▶ **Exercise brief**
Go through the entries below and say how many lines contain the string "Acceso"; write only that number.

────────

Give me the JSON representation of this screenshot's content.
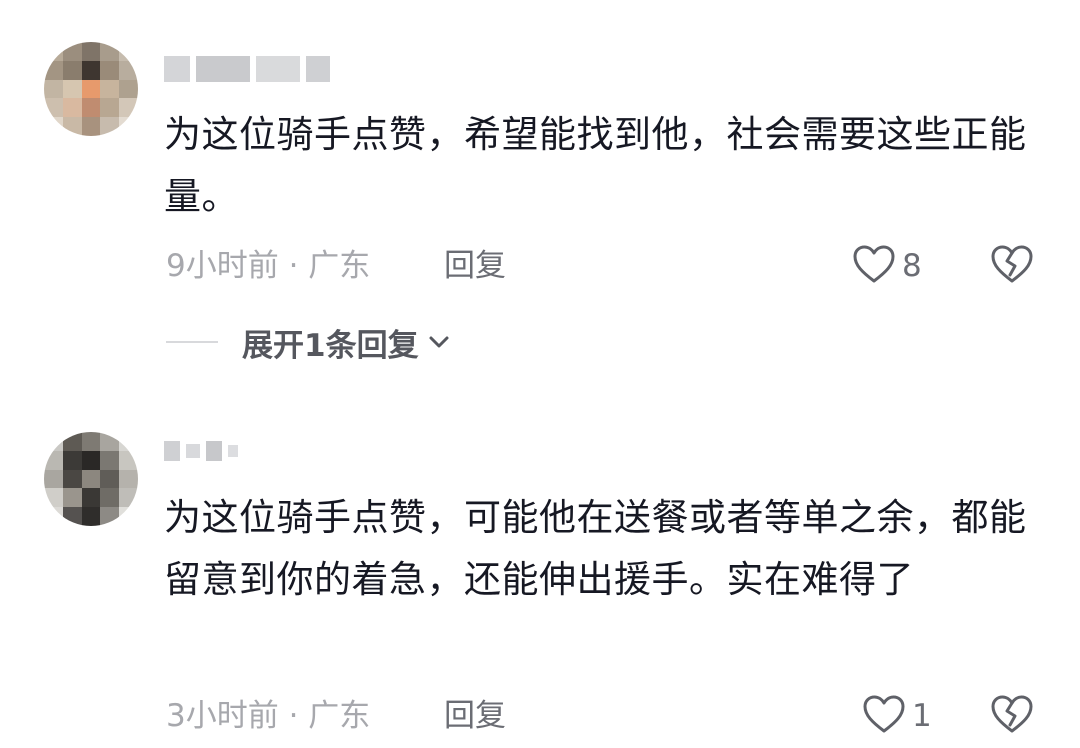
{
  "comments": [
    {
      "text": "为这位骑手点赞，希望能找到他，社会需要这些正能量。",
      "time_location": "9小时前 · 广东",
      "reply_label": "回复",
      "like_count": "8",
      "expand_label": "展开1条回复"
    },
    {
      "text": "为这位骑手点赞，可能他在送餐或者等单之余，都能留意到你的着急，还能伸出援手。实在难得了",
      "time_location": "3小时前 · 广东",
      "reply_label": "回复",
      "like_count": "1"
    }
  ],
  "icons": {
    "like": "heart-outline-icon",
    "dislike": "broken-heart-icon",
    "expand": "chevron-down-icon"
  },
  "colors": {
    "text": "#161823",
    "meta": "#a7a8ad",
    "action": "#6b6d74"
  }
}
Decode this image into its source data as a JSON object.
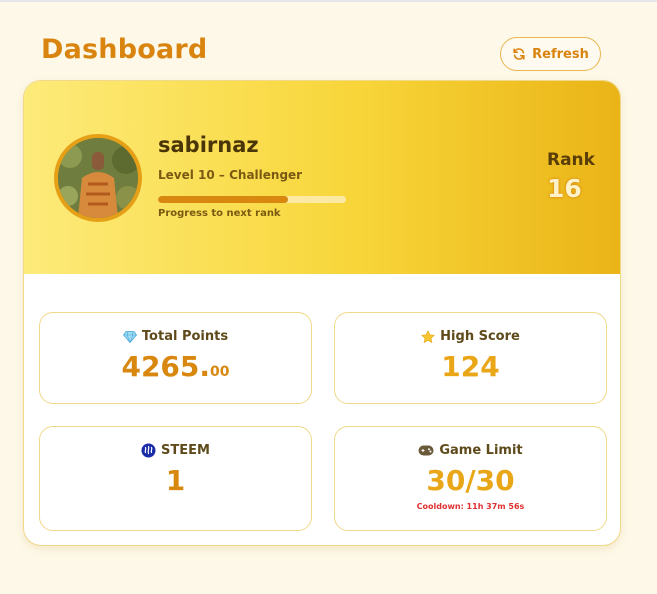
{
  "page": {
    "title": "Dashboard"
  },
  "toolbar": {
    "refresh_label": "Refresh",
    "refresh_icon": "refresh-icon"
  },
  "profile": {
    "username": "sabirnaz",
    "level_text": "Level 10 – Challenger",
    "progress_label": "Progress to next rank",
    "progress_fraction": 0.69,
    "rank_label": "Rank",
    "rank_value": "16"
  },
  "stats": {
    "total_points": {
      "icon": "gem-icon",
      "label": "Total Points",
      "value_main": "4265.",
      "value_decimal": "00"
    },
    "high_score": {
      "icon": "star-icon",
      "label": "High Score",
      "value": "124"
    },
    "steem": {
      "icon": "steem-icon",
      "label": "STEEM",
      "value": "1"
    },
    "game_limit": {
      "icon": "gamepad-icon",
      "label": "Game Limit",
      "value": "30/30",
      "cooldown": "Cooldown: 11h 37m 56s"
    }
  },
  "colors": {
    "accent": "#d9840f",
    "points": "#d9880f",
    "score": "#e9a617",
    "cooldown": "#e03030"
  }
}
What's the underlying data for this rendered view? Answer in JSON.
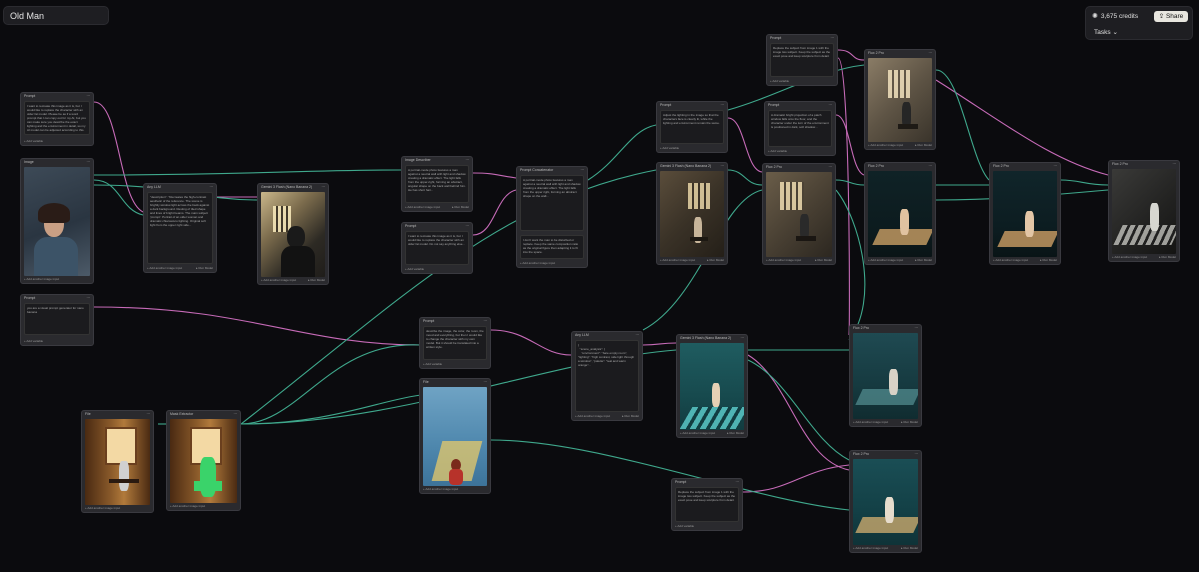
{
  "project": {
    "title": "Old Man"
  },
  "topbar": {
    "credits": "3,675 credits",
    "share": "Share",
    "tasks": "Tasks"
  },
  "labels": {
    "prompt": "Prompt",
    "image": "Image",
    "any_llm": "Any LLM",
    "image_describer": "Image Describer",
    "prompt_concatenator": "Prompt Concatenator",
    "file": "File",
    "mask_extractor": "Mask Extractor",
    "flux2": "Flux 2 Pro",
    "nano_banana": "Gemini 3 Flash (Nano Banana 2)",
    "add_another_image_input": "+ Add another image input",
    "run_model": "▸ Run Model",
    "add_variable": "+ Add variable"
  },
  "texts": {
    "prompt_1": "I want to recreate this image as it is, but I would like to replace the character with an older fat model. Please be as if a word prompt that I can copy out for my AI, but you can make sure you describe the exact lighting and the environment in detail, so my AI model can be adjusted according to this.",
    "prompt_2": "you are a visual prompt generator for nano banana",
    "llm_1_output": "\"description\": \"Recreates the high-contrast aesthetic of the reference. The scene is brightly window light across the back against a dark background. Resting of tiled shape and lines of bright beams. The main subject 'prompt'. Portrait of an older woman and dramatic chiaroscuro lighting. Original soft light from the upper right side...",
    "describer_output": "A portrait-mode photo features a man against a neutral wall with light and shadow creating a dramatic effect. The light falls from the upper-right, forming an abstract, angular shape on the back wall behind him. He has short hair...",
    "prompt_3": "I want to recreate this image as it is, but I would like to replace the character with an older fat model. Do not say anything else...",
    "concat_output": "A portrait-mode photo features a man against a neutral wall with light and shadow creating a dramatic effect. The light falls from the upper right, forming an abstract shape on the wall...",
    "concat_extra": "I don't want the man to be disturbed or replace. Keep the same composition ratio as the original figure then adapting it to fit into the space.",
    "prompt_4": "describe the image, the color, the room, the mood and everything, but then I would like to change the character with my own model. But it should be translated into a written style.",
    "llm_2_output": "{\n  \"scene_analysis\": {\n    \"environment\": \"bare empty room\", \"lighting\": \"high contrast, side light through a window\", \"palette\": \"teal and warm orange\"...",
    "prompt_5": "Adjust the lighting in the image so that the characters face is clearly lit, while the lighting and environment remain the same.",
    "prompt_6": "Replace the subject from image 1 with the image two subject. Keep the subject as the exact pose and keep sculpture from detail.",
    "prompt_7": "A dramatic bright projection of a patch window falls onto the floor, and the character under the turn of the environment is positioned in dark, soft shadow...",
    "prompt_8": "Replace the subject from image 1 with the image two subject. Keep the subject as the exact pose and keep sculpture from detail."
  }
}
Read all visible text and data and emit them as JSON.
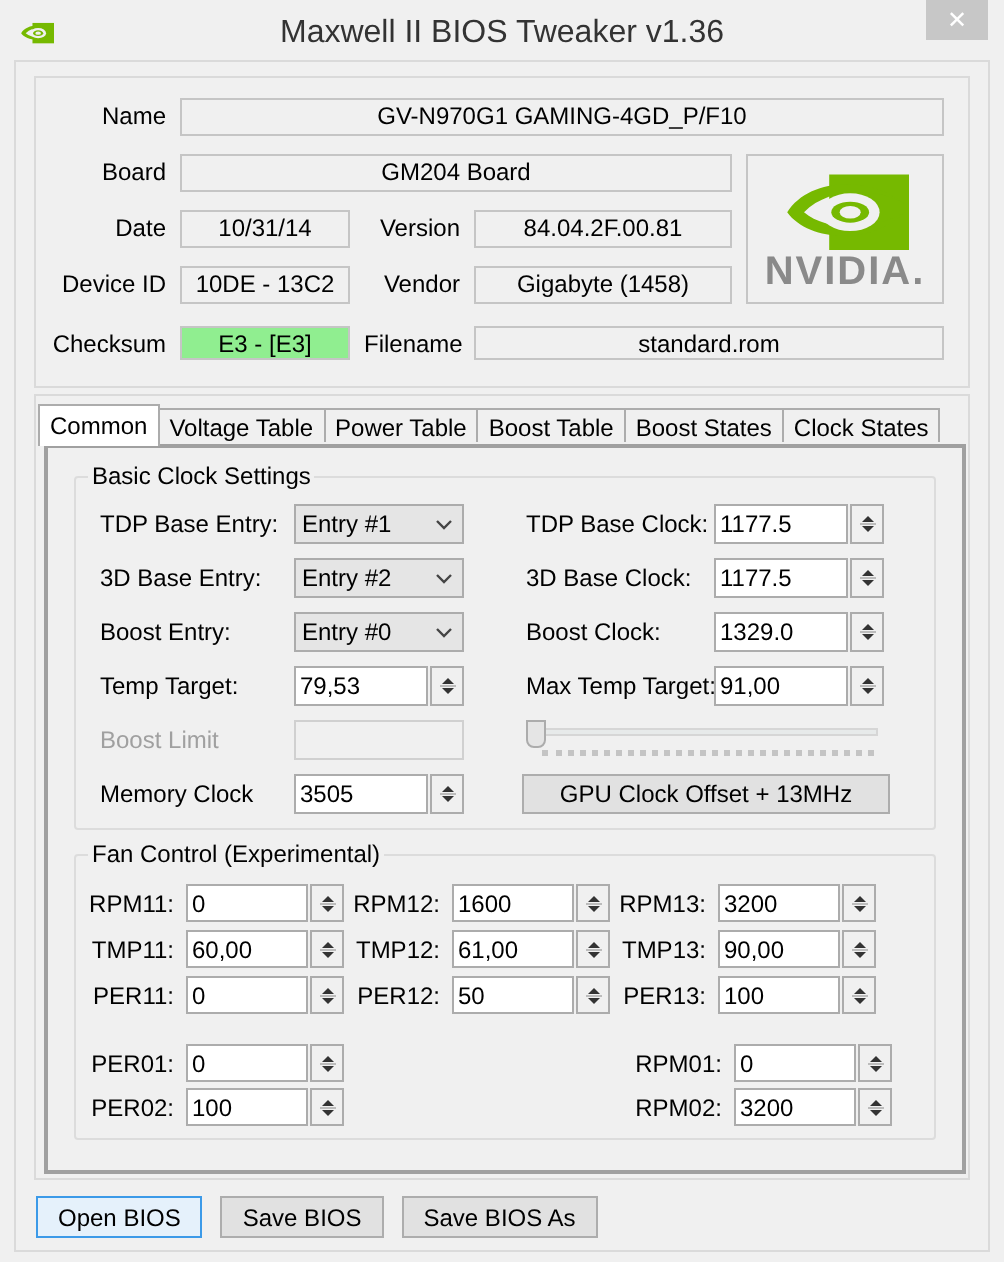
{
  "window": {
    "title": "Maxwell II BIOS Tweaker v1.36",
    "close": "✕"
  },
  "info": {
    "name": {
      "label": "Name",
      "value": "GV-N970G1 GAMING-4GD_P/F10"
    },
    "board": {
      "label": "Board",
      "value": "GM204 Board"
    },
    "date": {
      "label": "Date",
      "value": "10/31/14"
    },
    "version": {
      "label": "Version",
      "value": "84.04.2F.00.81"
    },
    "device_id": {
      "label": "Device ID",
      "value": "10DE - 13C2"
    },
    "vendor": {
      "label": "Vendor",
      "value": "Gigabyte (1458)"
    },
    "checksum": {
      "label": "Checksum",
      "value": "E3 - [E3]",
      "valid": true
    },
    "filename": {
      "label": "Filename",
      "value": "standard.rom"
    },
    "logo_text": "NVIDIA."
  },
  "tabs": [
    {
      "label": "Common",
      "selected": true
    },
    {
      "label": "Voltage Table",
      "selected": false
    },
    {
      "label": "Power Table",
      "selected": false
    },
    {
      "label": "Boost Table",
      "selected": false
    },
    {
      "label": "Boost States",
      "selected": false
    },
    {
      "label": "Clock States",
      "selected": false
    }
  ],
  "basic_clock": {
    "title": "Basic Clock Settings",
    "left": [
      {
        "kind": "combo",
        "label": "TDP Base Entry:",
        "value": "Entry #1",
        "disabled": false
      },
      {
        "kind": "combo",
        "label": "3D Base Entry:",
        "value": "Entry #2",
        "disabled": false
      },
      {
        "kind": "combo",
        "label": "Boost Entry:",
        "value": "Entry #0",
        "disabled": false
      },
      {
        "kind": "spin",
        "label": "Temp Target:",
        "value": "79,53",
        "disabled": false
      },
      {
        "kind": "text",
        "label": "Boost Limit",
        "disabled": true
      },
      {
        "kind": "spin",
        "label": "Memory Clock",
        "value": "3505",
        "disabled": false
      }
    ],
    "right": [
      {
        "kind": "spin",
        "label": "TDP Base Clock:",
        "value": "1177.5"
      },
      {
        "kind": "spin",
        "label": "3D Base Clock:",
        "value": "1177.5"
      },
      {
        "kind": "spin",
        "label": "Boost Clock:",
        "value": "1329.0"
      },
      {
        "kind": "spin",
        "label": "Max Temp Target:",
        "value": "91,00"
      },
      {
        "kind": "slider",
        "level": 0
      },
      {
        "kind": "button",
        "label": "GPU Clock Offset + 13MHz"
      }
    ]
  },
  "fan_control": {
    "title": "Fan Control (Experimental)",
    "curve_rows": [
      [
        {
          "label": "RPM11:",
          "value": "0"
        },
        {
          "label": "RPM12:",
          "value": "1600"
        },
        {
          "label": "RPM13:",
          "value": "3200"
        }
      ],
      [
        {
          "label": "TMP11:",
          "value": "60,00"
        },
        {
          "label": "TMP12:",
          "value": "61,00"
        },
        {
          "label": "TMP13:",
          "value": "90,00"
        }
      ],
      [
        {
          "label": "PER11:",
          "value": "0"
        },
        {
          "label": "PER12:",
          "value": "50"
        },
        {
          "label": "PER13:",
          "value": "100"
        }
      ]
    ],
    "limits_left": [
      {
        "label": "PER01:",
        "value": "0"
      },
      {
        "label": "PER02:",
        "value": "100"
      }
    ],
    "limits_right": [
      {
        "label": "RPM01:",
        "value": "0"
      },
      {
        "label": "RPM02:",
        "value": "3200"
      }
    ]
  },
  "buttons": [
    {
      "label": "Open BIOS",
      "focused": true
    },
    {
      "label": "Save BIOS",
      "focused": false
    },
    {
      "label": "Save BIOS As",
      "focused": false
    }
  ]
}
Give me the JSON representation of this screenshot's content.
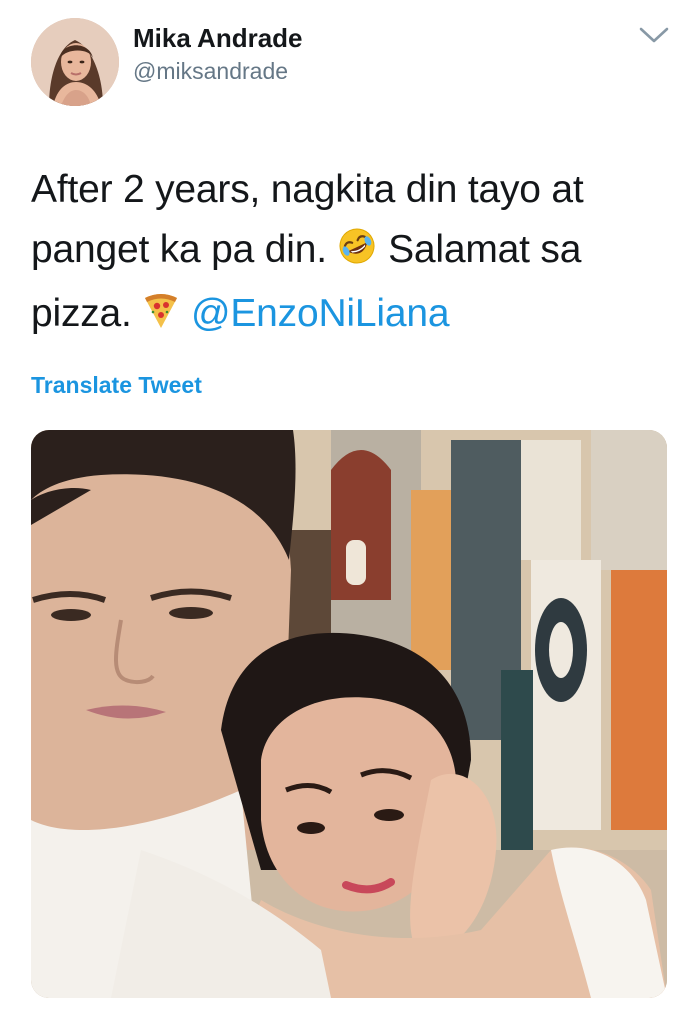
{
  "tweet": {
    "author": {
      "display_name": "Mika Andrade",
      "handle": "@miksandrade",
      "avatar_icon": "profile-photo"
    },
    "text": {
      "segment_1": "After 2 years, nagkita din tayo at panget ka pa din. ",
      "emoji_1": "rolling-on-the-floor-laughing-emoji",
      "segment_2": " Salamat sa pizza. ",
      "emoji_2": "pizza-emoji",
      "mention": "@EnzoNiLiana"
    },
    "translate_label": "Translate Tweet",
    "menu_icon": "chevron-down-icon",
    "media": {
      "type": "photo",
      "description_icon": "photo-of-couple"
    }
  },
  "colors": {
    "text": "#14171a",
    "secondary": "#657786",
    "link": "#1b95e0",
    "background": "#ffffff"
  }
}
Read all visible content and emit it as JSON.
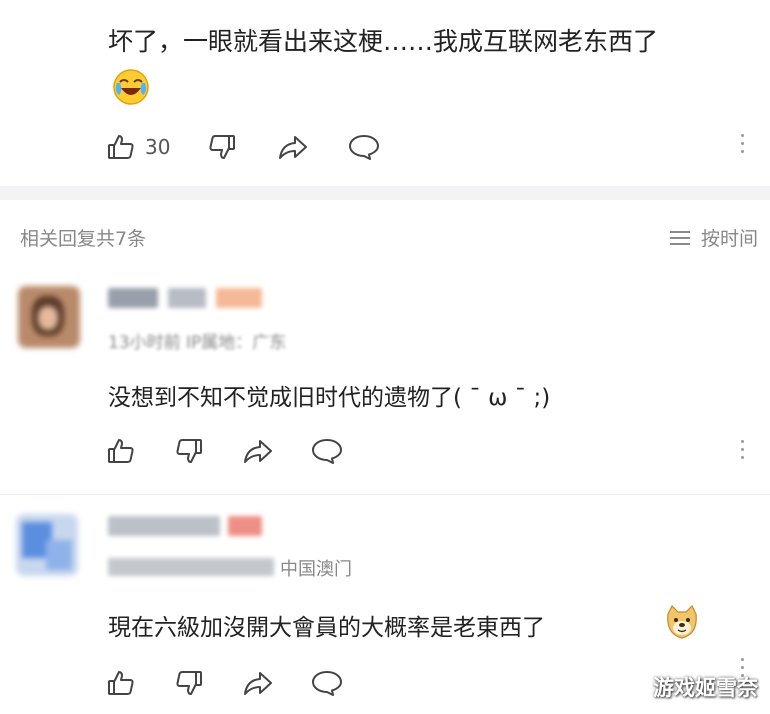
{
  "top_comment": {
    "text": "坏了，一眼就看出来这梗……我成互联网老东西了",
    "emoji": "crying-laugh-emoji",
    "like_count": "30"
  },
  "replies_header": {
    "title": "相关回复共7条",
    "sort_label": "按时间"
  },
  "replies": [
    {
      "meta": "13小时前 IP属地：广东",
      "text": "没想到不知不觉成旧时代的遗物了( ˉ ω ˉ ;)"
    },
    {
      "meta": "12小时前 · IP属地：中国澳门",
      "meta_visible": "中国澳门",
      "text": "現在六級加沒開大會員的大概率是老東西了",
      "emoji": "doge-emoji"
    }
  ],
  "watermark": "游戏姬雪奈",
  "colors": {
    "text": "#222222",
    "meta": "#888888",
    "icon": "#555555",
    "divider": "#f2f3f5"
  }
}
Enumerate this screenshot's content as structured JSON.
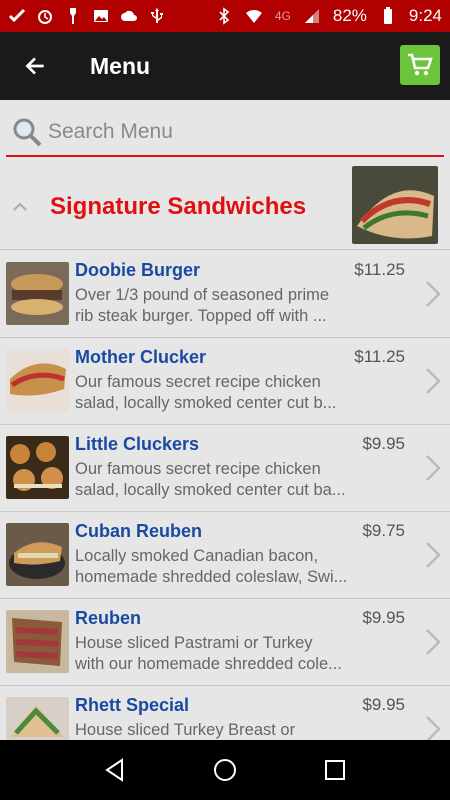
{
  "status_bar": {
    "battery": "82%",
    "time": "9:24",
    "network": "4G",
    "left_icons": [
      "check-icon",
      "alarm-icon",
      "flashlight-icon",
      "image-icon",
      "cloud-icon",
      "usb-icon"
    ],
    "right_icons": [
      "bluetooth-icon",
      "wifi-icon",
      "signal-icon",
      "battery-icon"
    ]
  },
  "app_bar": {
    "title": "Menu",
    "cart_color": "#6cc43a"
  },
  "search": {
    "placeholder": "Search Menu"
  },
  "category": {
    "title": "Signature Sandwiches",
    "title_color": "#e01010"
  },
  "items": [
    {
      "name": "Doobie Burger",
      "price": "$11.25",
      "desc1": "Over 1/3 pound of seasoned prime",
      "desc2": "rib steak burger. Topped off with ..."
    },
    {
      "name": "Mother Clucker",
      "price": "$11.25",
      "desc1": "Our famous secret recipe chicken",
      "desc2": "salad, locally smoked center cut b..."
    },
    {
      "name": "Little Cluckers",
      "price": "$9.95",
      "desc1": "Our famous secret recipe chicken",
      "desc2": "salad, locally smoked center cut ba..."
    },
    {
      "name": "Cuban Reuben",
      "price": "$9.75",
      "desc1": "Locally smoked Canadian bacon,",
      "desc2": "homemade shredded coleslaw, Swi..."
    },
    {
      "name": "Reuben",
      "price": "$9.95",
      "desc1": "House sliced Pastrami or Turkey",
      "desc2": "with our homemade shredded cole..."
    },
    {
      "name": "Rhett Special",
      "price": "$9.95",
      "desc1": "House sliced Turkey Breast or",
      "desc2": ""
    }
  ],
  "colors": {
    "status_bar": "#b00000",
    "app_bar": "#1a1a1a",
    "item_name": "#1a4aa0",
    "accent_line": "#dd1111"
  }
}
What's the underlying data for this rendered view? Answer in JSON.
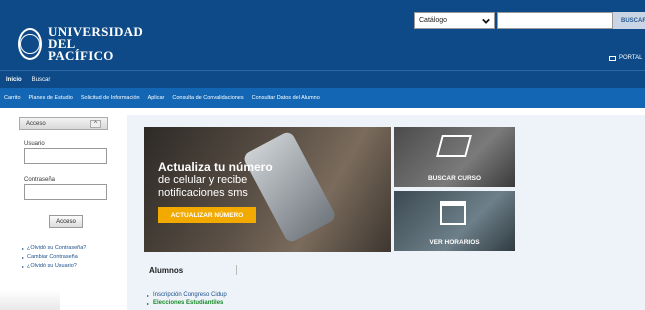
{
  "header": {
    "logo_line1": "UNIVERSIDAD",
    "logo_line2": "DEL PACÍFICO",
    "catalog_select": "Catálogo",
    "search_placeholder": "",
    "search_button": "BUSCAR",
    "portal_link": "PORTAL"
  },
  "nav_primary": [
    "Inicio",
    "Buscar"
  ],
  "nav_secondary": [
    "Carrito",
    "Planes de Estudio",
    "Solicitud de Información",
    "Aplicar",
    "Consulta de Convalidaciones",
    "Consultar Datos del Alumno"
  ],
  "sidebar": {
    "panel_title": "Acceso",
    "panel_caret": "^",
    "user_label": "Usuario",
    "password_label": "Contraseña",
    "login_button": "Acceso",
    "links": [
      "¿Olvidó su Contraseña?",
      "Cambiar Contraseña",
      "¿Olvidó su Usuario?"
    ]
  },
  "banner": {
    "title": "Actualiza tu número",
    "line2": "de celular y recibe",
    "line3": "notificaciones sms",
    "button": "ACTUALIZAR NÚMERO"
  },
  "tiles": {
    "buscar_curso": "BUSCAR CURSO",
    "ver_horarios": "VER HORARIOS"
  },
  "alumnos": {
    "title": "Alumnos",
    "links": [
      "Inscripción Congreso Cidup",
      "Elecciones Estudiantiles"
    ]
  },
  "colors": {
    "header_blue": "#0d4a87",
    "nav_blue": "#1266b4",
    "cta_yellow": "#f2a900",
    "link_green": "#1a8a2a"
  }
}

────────

▶ **Written response**
2